A family tragedy 10 years ago spurred David Babbitt, a managing director in foreign exchange, to create a foundation that provides defibrillators and other support for people in cardiac distress. He recently spoke with Behind the Scenes about his career, how the sudden death of his 16-year-old son gave him a new sense of purpose, and the work of the John Taylor Babbitt Foundation.
When did you arrive at BNY Mellon, and how has your career progressed?
I started at the Bank of New York almost 30 years ago. I’ve had quite a few different roles. I began in corporate lending, responsible for relationships with multinational and Fortune 500 companies in the Midwest. After five or six years, I had the opportunity to go to London to work in the foreign exchange sales group, which I did from 1993 to 1997.
Our time in the UK was a wonderful experience for my family – my wife, JoAnne, and my sons, John and Andrew. My sons were 4 and 2 when we went, and 8 and 6 when we returned, and it was a perfect time to be there with young children. We lived 90 miles southwest of London in Winchester, the legendary home of King Arthur and the Knights of the Round Table. We still have close friends there.
Since our return, I have worked in New York in BNY Mellon Markets, the company's trading business, where I am now a managing director. I work with large institutional investors on foreign exchange execution and research.
Tell me about your son John.
John was a three-sport athlete in high school, where he played football, soccer, and baseball. He never missed a day of school in his life. John had just had a physical to play baseball when we lost him in 2003 to a totally undetected genetic heart condition. He collapsed and died while playing basketball at our church. He was 16 and in his junior year. The cause of death was hypertrophic cardiomyopathy. As we learned, it is the main cause of sudden death in young athletes. We were utterly blindsided, because John was strong and fit.
But then two things happened. First, when John passed, everyone wanted to do something. His friends, their families, our family and our neighbors all created a tremendous amount of energy, and we wanted to channel it into something positive.
Second, not long after we lost John, there were three other instances in our home state of New Jersey of young athletes stricken by the same sudden cardiac death while playing sports. In each case, there was no automated external defibrillator (AED), or the AED got there too late. Even though we didn’t know these children, it was like it happened to us all over again. We felt like pincushions, and we knew we couldn’t live our lives like that.
Our loss and the passing of these other young athletes were the catalysts that convinced us to form the John Taylor Babbitt Foundation.
What is the foundation’s mission?
We don’t want another family to lose a child the way we did, so we focus on cardiac pulmonary resuscitation (CPR) training and AED awareness. An AED works by re-establishing a normal heart rhythm during a heart attack. When we lost John 13 years ago, there weren’t many of them around. Our goal is to make them as commonplace as fire extinguishers – and we want people to know that you can save a life by calling 911, starting CPR and immediately looking for an AED when someone is in cardiac distress.

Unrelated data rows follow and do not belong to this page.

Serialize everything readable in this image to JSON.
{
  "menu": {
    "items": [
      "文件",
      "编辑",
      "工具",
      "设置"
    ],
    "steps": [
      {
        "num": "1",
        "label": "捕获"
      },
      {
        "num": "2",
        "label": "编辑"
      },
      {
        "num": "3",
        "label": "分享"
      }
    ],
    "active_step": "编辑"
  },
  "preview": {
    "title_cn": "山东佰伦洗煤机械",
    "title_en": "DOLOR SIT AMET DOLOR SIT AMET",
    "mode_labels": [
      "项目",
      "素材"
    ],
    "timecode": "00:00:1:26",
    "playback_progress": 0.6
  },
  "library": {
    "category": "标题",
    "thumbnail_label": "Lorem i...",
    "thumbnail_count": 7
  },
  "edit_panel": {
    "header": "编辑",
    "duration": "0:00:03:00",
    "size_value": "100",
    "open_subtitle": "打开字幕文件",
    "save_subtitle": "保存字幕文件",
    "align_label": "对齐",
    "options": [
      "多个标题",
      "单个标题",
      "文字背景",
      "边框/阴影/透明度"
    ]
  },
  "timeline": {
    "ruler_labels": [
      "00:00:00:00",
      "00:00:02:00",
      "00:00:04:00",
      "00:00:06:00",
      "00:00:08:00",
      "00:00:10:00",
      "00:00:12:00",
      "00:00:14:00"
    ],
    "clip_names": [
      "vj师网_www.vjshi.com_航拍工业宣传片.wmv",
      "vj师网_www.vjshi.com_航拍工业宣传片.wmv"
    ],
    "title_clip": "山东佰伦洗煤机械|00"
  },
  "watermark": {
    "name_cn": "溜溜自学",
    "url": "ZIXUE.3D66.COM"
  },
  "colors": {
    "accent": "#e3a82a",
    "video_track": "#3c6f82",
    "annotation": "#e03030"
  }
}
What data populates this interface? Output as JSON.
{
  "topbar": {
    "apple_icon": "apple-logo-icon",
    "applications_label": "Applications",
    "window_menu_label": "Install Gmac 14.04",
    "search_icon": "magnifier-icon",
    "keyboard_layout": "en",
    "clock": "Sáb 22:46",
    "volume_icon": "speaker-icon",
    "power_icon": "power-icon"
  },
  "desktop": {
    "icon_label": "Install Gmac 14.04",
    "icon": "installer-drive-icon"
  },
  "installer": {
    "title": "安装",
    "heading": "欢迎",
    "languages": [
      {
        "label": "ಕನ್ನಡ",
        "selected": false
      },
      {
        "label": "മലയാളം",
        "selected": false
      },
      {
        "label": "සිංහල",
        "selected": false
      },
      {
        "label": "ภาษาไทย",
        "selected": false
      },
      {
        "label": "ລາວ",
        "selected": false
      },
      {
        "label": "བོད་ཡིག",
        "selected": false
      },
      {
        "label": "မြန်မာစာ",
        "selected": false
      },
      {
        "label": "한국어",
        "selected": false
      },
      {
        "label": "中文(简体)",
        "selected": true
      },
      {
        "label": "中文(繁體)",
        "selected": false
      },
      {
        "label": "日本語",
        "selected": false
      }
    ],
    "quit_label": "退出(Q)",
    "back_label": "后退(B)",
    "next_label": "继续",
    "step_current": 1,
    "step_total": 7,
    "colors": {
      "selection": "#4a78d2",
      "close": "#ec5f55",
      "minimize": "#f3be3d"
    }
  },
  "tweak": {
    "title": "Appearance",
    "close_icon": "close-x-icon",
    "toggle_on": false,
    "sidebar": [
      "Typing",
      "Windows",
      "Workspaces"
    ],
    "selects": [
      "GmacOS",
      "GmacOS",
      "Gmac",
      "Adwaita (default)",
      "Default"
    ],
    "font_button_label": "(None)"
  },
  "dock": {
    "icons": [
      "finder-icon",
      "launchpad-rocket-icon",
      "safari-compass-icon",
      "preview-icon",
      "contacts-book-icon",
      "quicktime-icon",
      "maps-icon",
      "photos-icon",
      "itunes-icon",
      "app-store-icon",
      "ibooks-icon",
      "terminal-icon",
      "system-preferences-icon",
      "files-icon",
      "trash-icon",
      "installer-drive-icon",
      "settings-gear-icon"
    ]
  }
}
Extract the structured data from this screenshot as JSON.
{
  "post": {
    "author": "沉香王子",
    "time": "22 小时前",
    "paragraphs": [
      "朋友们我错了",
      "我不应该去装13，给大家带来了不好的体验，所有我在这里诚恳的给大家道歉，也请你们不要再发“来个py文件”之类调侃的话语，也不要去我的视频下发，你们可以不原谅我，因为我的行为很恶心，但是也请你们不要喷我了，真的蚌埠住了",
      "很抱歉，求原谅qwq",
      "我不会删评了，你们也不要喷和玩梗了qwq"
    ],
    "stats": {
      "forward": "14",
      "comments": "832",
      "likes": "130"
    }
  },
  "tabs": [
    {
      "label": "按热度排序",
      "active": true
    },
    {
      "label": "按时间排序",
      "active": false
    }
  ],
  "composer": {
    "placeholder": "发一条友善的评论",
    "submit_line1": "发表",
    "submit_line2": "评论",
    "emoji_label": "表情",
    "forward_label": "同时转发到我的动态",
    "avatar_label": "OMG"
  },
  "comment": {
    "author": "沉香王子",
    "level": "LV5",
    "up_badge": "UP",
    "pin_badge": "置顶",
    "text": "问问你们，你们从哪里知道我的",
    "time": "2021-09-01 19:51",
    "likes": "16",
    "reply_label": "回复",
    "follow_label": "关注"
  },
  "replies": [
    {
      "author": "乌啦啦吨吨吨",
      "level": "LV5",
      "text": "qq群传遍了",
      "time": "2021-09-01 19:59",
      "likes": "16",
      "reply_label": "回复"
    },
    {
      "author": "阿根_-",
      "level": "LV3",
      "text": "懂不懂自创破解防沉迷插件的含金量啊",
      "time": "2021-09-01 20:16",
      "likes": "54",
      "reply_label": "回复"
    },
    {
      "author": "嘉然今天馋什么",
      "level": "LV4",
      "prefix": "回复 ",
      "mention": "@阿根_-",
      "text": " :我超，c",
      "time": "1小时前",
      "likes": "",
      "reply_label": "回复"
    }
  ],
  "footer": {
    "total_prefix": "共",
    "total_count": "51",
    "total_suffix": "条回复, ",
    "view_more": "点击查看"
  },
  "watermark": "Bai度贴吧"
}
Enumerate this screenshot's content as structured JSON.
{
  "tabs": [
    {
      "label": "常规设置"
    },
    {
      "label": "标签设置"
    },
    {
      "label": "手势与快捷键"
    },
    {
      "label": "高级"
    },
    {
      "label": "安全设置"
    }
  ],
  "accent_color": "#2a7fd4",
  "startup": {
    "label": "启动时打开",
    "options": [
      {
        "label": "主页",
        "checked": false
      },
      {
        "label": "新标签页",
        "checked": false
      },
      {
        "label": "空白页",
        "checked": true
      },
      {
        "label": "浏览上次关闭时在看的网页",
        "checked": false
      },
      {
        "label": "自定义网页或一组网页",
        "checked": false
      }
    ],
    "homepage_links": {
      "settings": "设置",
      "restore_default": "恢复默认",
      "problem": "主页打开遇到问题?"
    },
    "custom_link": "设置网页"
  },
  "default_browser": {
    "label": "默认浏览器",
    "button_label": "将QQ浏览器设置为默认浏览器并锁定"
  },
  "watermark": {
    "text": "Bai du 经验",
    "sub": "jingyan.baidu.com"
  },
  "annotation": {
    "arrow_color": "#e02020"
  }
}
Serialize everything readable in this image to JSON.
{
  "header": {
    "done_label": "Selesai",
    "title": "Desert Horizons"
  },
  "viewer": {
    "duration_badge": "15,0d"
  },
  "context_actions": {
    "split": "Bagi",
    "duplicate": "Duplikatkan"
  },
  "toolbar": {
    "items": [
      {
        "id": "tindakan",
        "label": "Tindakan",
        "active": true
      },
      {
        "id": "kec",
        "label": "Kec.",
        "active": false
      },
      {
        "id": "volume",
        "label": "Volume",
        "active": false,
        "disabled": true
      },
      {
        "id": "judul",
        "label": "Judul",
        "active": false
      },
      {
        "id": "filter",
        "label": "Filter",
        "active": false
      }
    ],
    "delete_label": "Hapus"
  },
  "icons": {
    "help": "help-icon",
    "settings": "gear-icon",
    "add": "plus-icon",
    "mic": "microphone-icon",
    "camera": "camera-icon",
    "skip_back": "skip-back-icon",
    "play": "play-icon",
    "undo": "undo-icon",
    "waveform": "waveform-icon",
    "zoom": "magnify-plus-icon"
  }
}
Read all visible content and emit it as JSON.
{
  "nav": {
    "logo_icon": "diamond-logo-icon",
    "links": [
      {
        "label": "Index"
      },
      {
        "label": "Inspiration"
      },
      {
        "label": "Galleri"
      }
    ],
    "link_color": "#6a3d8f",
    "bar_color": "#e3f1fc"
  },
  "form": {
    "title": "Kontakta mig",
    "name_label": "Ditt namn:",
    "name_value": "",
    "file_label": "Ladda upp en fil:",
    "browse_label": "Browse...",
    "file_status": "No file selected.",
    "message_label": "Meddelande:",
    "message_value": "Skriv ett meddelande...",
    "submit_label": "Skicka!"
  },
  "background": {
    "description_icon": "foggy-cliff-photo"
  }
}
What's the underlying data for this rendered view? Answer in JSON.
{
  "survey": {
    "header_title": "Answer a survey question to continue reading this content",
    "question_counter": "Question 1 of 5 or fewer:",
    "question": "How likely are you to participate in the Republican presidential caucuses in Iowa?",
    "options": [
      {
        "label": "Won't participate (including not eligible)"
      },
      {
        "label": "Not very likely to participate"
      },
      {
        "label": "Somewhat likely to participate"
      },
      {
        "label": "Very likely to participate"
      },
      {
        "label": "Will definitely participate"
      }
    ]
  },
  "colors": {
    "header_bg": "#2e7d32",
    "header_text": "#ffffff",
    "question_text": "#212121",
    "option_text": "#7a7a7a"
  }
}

In the past seven years, we have donated more than 110 AEDs, which cost $1,500 to $2,500 each, and we’ve sponsored training programs for more than 350 people. We host an annual “Walk with Heart,” which draws 350 to 450 people each year. And we sponsor clubs on high school and college campuses focusing on advocacy, education, and the purchase of defibrillators.
BNY Mellon has been extremely supportive in our journey. The firm has matched employee contributions, donated Yankee tickets as raffle prizes and supported our events through BNY Mellon’s Community Partnership program. BNY Mellon Markets employees have purchased over $3,000 of raffle tickets each year for our annual Walk with Heart. It has been overwhelming.
We recently marked the 10th anniversary of the foundation. My son Andrew wanted to host an event in New York to get young adults involved. We hosted the “Babbitt Ball” – a cocktail hour, dancing, and an educational program at the New York Athletic Club on February 6, which sold out in two weeks and attracted more than 500 people. The speaker was a 28-year-old young man who had survived a sudden cardiac arrest because a doctor was able to administer CPR until an AED was available. Within two weeks of attending the Babbitt Ball, 60 young adults took a CPR class.
We have also advocated for legislative changes in New Jersey. In 2012, we sponsored the Good Samaritan law, which ensures that anyone who tried in good conscience to save someone with an AED would be released from liability if they unintentionally cause injury. And in 2014, we advocated successfully for legislation that requires all New Jersey public high school students to complete CPR and AED training before graduating.
What has the work of the foundation meant to you and your family?
It is very bittersweet. Our family is passionate about increasing the awareness of sudden cardiac death prevention, and we welcome every opportunity to get the word out. At the same time, we are having these big events, and we are always aware that someone is missing. But we are blessed. We have a strong network of people who keep attending the events and supporting the Foundation.